- _Task objective_: Every record below needs to be retyped exactly as it appears.

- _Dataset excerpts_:
BEGIN
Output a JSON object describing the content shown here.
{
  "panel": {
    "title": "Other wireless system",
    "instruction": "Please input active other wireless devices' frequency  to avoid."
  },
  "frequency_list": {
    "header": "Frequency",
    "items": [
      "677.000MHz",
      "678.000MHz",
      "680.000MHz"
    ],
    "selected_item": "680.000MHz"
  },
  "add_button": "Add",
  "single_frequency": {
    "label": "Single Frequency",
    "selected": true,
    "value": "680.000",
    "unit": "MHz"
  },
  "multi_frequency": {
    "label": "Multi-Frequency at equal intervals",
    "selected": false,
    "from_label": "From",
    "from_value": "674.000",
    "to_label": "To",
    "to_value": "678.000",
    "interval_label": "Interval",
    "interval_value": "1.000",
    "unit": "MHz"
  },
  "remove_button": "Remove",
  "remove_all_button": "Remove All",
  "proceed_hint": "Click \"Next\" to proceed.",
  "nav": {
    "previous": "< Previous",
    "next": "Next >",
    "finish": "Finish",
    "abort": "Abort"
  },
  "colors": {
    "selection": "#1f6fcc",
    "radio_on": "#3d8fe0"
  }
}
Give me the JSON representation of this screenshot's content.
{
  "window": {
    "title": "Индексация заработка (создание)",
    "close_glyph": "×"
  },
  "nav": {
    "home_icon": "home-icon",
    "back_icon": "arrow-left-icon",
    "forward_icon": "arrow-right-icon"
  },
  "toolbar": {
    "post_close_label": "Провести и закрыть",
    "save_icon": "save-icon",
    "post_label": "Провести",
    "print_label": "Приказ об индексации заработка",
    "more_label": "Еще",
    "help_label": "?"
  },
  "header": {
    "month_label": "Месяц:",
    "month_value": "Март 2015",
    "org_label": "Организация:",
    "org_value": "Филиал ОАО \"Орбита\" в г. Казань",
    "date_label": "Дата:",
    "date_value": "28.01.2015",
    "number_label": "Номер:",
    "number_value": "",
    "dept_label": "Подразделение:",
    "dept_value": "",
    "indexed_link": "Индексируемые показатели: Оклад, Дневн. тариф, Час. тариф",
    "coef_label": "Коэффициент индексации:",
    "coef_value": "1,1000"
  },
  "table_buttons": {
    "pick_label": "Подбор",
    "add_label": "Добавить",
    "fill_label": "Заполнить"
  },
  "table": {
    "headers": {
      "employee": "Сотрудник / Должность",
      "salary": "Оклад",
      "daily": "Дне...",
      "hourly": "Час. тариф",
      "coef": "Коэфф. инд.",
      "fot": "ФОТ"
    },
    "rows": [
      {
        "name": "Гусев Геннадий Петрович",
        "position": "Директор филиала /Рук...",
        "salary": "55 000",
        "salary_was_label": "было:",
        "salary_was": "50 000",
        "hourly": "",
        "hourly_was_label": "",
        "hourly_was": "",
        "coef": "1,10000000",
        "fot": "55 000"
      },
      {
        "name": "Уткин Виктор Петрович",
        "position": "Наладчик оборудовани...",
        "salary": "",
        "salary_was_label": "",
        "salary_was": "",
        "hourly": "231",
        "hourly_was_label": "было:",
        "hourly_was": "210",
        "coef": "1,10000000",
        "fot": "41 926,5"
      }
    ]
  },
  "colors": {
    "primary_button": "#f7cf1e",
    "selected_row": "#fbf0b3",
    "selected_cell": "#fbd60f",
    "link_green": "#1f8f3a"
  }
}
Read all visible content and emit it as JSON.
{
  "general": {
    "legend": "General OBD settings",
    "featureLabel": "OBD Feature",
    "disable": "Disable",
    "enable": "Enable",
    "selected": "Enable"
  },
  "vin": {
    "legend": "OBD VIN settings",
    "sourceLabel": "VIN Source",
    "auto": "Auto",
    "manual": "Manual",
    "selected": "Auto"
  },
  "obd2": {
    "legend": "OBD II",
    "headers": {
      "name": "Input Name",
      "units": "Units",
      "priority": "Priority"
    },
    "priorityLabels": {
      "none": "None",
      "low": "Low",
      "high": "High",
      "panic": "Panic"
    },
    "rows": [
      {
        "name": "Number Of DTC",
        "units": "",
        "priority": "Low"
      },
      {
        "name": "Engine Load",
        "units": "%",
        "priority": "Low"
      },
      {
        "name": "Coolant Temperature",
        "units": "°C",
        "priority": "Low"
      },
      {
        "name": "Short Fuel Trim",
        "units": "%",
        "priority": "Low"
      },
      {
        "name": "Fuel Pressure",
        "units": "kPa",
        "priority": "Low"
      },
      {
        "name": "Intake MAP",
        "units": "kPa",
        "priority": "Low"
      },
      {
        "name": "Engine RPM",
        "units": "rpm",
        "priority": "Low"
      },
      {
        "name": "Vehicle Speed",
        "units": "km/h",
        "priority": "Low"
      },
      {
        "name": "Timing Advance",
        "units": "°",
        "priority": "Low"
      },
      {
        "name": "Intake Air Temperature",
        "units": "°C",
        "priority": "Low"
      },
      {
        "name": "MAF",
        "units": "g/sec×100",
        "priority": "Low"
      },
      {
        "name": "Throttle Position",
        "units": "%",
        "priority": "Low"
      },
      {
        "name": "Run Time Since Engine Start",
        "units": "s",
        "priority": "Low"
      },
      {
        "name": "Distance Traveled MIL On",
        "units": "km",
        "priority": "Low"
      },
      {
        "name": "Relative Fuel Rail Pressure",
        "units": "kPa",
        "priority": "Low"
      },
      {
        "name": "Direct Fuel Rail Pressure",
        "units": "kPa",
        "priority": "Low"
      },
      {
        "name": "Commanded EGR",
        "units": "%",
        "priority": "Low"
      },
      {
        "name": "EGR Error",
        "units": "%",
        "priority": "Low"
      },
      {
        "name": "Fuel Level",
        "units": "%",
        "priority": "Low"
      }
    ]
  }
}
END
- _The completed task_:
Output a JSON object describing the content shown here.
{
  "panel": {
    "title": "Other wireless system",
    "instruction": "Please input active other wireless devices' frequency  to avoid."
  },
  "frequency_list": {
    "header": "Frequency",
    "items": [
      "677.000MHz",
      "678.000MHz",
      "680.000MHz"
    ],
    "selected_item": "680.000MHz"
  },
  "add_button": "Add",
  "single_frequency": {
    "label": "Single Frequency",
    "selected": true,
    "value": "680.000",
    "unit": "MHz"
  },
  "multi_frequency": {
    "label": "Multi-Frequency at equal intervals",
    "selected": false,
    "from_label": "From",
    "from_value": "674.000",
    "to_label": "To",
    "to_value": "678.000",
    "interval_label": "Interval",
    "interval_value": "1.000",
    "unit": "MHz"
  },
  "remove_button": "Remove",
  "remove_all_button": "Remove All",
  "proceed_hint": "Click \"Next\" to proceed.",
  "nav": {
    "previous": "< Previous",
    "next": "Next >",
    "finish": "Finish",
    "abort": "Abort"
  },
  "colors": {
    "selection": "#1f6fcc",
    "radio_on": "#3d8fe0"
  }
}
Give me the JSON representation of this screenshot's content.
{
  "window": {
    "title": "Индексация заработка (создание)",
    "close_glyph": "×"
  },
  "nav": {
    "home_icon": "home-icon",
    "back_icon": "arrow-left-icon",
    "forward_icon": "arrow-right-icon"
  },
  "toolbar": {
    "post_close_label": "Провести и закрыть",
    "save_icon": "save-icon",
    "post_label": "Провести",
    "print_label": "Приказ об индексации заработка",
    "more_label": "Еще",
    "help_label": "?"
  },
  "header": {
    "month_label": "Месяц:",
    "month_value": "Март 2015",
    "org_label": "Организация:",
    "org_value": "Филиал ОАО \"Орбита\" в г. Казань",
    "date_label": "Дата:",
    "date_value": "28.01.2015",
    "number_label": "Номер:",
    "number_value": "",
    "dept_label": "Подразделение:",
    "dept_value": "",
    "indexed_link": "Индексируемые показатели: Оклад, Дневн. тариф, Час. тариф",
    "coef_label": "Коэффициент индексации:",
    "coef_value": "1,1000"
  },
  "table_buttons": {
    "pick_label": "Подбор",
    "add_label": "Добавить",
    "fill_label": "Заполнить"
  },
  "table": {
    "headers": {
      "employee": "Сотрудник / Должность",
      "salary": "Оклад",
      "daily": "Дне...",
      "hourly": "Час. тариф",
      "coef": "Коэфф. инд.",
      "fot": "ФОТ"
    },
    "rows": [
      {
        "name": "Гусев Геннадий Петрович",
        "position": "Директор филиала /Рук...",
        "salary": "55 000",
        "salary_was_label": "было:",
        "salary_was": "50 000",
        "hourly": "",
        "hourly_was_label": "",
        "hourly_was": "",
        "coef": "1,10000000",
        "fot": "55 000"
      },
      {
        "name": "Уткин Виктор Петрович",
        "position": "Наладчик оборудовани...",
        "salary": "",
        "salary_was_label": "",
        "salary_was": "",
        "hourly": "231",
        "hourly_was_label": "было:",
        "hourly_was": "210",
        "coef": "1,10000000",
        "fot": "41 926,5"
      }
    ]
  },
  "colors": {
    "primary_button": "#f7cf1e",
    "selected_row": "#fbf0b3",
    "selected_cell": "#fbd60f",
    "link_green": "#1f8f3a"
  }
}
Read all visible content and emit it as JSON.
{
  "general": {
    "legend": "General OBD settings",
    "featureLabel": "OBD Feature",
    "disable": "Disable",
    "enable": "Enable",
    "selected": "Enable"
  },
  "vin": {
    "legend": "OBD VIN settings",
    "sourceLabel": "VIN Source",
    "auto": "Auto",
    "manual": "Manual",
    "selected": "Auto"
  },
  "obd2": {
    "legend": "OBD II",
    "headers": {
      "name": "Input Name",
      "units": "Units",
      "priority": "Priority"
    },
    "priorityLabels": {
      "none": "None",
      "low": "Low",
      "high": "High",
      "panic": "Panic"
    },
    "rows": [
      {
        "name": "Number Of DTC",
        "units": "",
        "priority": "Low"
      },
      {
        "name": "Engine Load",
        "units": "%",
        "priority": "Low"
      },
      {
        "name": "Coolant Temperature",
        "units": "°C",
        "priority": "Low"
      },
      {
        "name": "Short Fuel Trim",
        "units": "%",
        "priority": "Low"
      },
      {
        "name": "Fuel Pressure",
        "units": "kPa",
        "priority": "Low"
      },
      {
        "name": "Intake MAP",
        "units": "kPa",
        "priority": "Low"
      },
      {
        "name": "Engine RPM",
        "units": "rpm",
        "priority": "Low"
      },
      {
        "name": "Vehicle Speed",
        "units": "km/h",
        "priority": "Low"
      },
      {
        "name": "Timing Advance",
        "units": "°",
        "priority": "Low"
      },
      {
        "name": "Intake Air Temperature",
        "units": "°C",
        "priority": "Low"
      },
      {
        "name": "MAF",
        "units": "g/sec×100",
        "priority": "Low"
      },
      {
        "name": "Throttle Position",
        "units": "%",
        "priority": "Low"
      },
      {
        "name": "Run Time Since Engine Start",
        "units": "s",
        "priority": "Low"
      },
      {
        "name": "Distance Traveled MIL On",
        "units": "km",
        "priority": "Low"
      },
      {
        "name": "Relative Fuel Rail Pressure",
        "units": "kPa",
        "priority": "Low"
      },
      {
        "name": "Direct Fuel Rail Pressure",
        "units": "kPa",
        "priority": "Low"
      },
      {
        "name": "Commanded EGR",
        "units": "%",
        "priority": "Low"
      },
      {
        "name": "EGR Error",
        "units": "%",
        "priority": "Low"
      },
      {
        "name": "Fuel Level",
        "units": "%",
        "priority": "Low"
      }
    ]
  }
}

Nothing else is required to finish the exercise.